3:00–4:30 p.m. ET
Zoom Registration


Mental health remains a significant concern for students of color in higher education. Students of color often report experiencing daily micro-aggressions, harassment, alongside racial discrimination, as they navigate classroom and institutional contexts at their college or university.  As such, promoting and ensuring supportive and responsive learning environments can alleviate the stress experienced by students of color as well as strengthen and reframe how we define student success. As their campuses prepare to welcome them back for in-person instruction, recognizing, attending to, and ameliorating the effects of the past year’s accumulated racial trauma will be critical to support and promote student thriving and healing. Participants will gain a deeper understanding of the unique racial traumas that undergraduate and graduate students of color may face in and outside of their classrooms. In addition, this session offers practical and culturally sensitive recommendations regarding how instructors can foster mental well-being for students of color in their courses. 
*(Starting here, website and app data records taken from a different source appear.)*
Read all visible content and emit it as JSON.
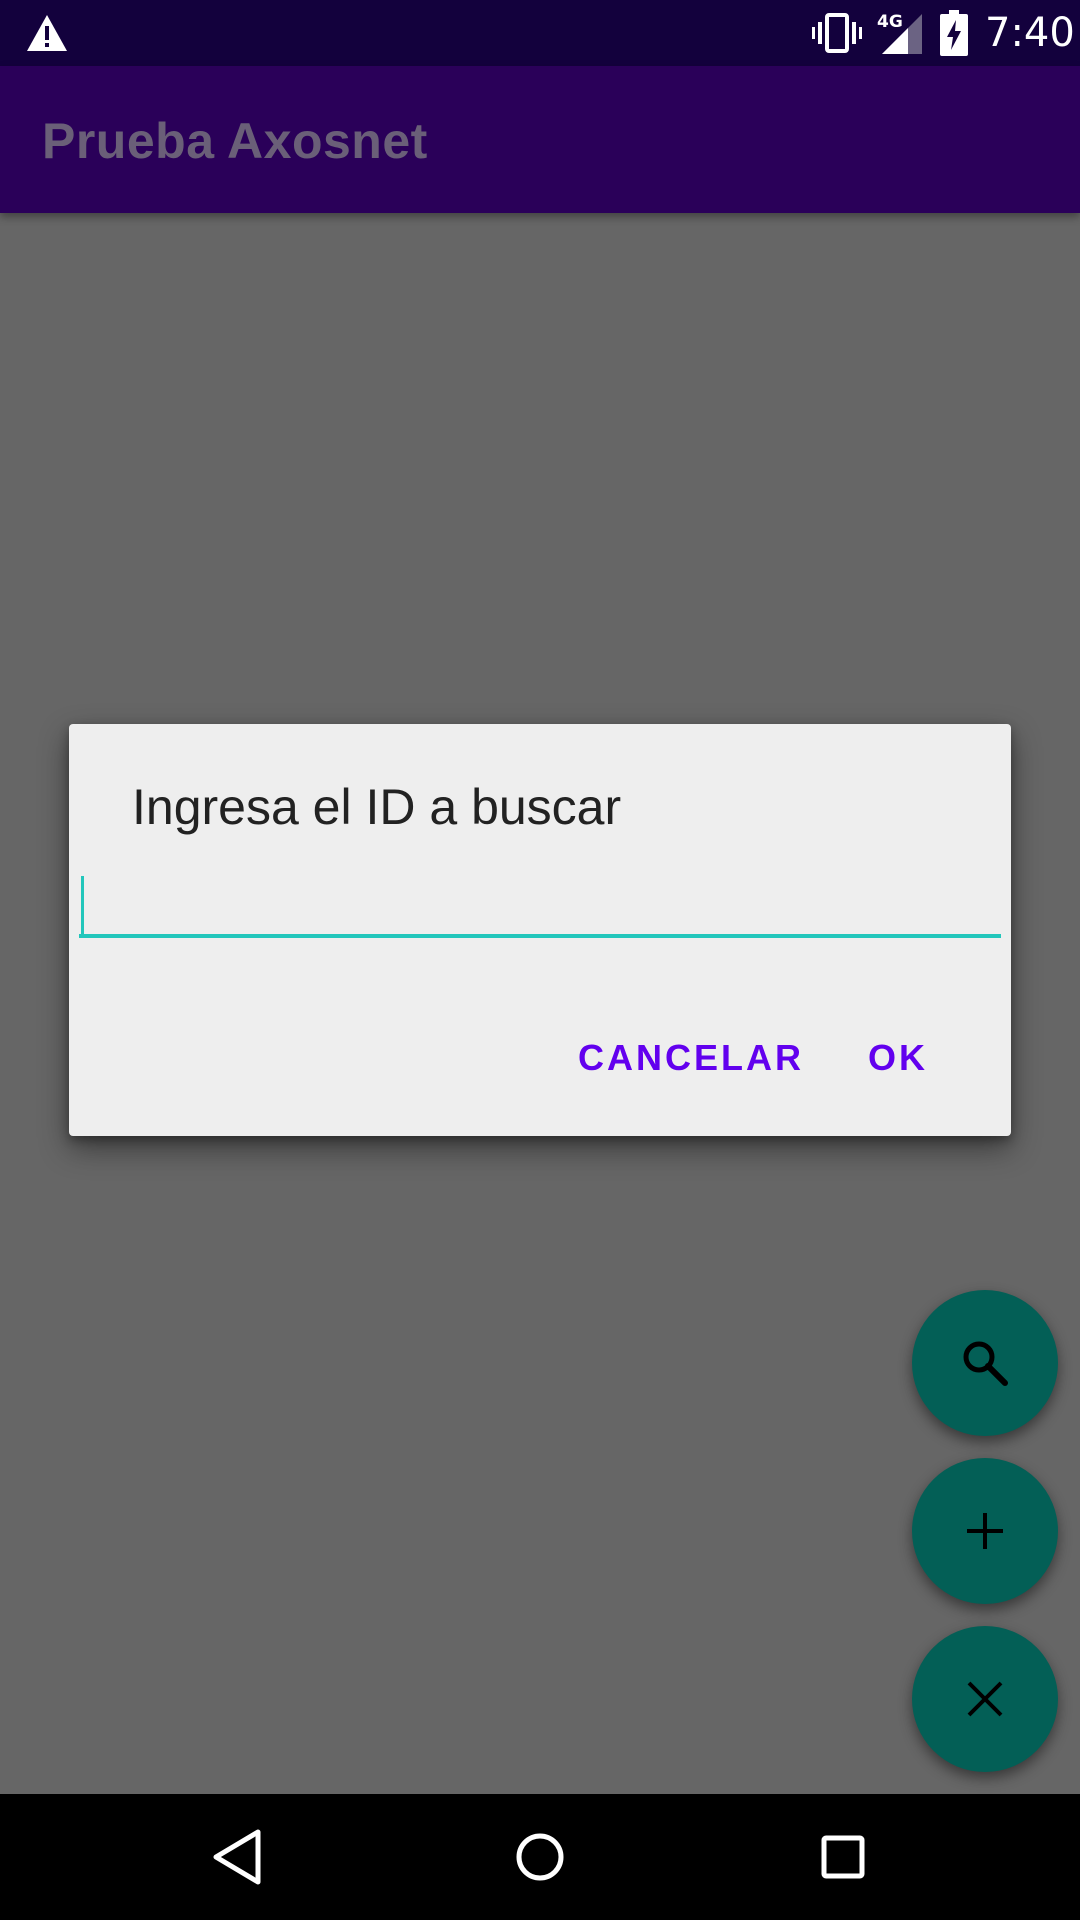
{
  "status_bar": {
    "time": "7:40",
    "network_label": "4G",
    "icons": [
      "warning-icon",
      "vibrate-icon",
      "signal-icon",
      "battery-charging-icon"
    ]
  },
  "app_bar": {
    "title": "Prueba Axosnet"
  },
  "dialog": {
    "title": "Ingresa el ID a buscar",
    "input_value": "",
    "cancel_label": "CANCELAR",
    "ok_label": "OK"
  },
  "fabs": [
    {
      "icon": "search-icon"
    },
    {
      "icon": "plus-icon"
    },
    {
      "icon": "close-icon"
    }
  ],
  "nav_bar": {
    "icons": [
      "back-icon",
      "home-icon",
      "recents-icon"
    ]
  },
  "colors": {
    "status_bar": "#13013d",
    "app_bar": "#2a0059",
    "scrim_background": "#666666",
    "dialog_background": "#eeeeee",
    "accent_input": "#22c6bb",
    "button_text": "#6200ee",
    "fab": "#035f56"
  }
}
Welcome & Framing Remarks

Tabbye Chavous, Director of the National Center for Institutional Diversity; Professor of Education and Psychology; and Associate Dean of Diversity, Equity, & Inclusion in the College of Literature, Sciences, & the Arts at the University of Michigan


Carlota Ocampo, Provost and Vice President of Academic Affairs; Associate Professor of Psychology at the Trinity Washington University; Steve Fund National Advisor


William D. Lopez, Clinical Assistant Professor in Health Behavior & Health Education at University of Michigan

Stephen Quaye, Associate Professor in Education Studies at Ohio State University

Cirleen DeBlaere, Associate Professor in Counseling Psychology at Georgia State University & Steve Fund Mental Health Expert